*EXERCISE GOAL*: The lines you return must be all those in the data that hold the string "crash".

Top of THE RECORDS

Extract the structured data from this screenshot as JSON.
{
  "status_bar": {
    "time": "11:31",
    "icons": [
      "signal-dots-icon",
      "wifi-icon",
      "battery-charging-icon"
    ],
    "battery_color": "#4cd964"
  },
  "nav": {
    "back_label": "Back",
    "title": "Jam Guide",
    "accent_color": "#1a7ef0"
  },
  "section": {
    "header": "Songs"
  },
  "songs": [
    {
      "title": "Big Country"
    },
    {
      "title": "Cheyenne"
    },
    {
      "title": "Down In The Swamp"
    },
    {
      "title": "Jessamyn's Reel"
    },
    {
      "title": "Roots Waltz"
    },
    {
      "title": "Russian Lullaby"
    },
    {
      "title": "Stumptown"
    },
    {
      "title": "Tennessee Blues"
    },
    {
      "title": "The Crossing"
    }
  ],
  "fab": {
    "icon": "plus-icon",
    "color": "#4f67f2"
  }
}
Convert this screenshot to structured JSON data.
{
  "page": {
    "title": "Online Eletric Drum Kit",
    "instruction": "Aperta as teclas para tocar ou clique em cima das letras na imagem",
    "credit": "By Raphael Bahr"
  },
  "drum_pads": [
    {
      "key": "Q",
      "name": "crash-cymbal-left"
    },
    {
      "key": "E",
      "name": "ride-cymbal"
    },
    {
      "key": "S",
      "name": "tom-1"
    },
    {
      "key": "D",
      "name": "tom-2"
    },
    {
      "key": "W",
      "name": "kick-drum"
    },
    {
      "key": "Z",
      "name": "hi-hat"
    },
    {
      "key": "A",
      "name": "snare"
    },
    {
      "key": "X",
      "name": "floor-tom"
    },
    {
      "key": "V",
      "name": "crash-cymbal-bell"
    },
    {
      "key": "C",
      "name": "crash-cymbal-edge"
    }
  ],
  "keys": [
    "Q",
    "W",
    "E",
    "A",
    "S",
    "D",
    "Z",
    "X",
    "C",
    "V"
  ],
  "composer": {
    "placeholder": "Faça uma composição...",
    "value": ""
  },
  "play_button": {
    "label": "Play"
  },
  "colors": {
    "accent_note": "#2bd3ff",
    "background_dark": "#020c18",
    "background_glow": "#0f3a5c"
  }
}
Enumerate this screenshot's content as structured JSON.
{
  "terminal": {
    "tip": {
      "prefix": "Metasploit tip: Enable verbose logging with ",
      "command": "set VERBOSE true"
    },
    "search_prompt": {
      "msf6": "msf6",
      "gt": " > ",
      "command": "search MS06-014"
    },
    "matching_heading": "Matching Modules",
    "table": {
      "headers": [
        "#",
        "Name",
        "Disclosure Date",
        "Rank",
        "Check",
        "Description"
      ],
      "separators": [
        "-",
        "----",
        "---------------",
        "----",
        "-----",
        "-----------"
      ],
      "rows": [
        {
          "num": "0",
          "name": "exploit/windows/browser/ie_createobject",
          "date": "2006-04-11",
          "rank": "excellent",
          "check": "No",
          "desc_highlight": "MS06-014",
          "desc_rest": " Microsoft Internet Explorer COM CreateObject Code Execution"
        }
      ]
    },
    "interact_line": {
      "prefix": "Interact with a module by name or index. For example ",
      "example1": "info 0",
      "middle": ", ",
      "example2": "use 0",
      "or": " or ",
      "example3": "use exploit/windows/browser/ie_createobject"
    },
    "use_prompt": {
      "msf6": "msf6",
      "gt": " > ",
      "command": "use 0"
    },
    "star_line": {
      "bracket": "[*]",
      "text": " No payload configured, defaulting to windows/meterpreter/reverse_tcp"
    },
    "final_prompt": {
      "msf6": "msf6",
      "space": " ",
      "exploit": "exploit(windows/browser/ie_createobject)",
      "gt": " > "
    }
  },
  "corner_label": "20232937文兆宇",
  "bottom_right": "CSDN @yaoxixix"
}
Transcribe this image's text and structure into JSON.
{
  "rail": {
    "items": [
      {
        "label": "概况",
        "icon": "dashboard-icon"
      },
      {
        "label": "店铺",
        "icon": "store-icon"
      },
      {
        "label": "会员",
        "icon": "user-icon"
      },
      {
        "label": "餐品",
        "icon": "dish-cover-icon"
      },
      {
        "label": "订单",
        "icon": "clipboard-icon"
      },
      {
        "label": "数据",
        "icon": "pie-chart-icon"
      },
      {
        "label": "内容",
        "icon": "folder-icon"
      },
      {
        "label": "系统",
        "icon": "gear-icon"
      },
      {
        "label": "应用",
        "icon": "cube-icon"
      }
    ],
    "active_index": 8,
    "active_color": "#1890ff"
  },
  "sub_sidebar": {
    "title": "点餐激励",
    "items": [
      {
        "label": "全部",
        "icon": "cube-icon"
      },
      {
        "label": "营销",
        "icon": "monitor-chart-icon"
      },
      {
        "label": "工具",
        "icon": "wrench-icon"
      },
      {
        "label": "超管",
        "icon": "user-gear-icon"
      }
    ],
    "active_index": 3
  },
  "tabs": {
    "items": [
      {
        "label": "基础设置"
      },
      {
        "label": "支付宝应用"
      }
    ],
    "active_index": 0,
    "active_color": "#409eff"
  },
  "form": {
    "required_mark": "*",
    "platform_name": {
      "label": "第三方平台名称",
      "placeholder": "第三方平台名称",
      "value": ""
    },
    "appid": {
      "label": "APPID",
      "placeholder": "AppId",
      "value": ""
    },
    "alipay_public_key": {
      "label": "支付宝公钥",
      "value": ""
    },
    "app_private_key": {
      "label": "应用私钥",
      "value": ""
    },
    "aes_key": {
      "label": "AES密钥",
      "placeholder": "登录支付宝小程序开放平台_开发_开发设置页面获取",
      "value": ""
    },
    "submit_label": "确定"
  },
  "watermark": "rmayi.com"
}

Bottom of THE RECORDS

*RESPONSE TO THIS EXERCISE*:
      "name": "crash-cymbal-left"
      "name": "crash-cymbal-bell"
      "name": "crash-cymbal-edge"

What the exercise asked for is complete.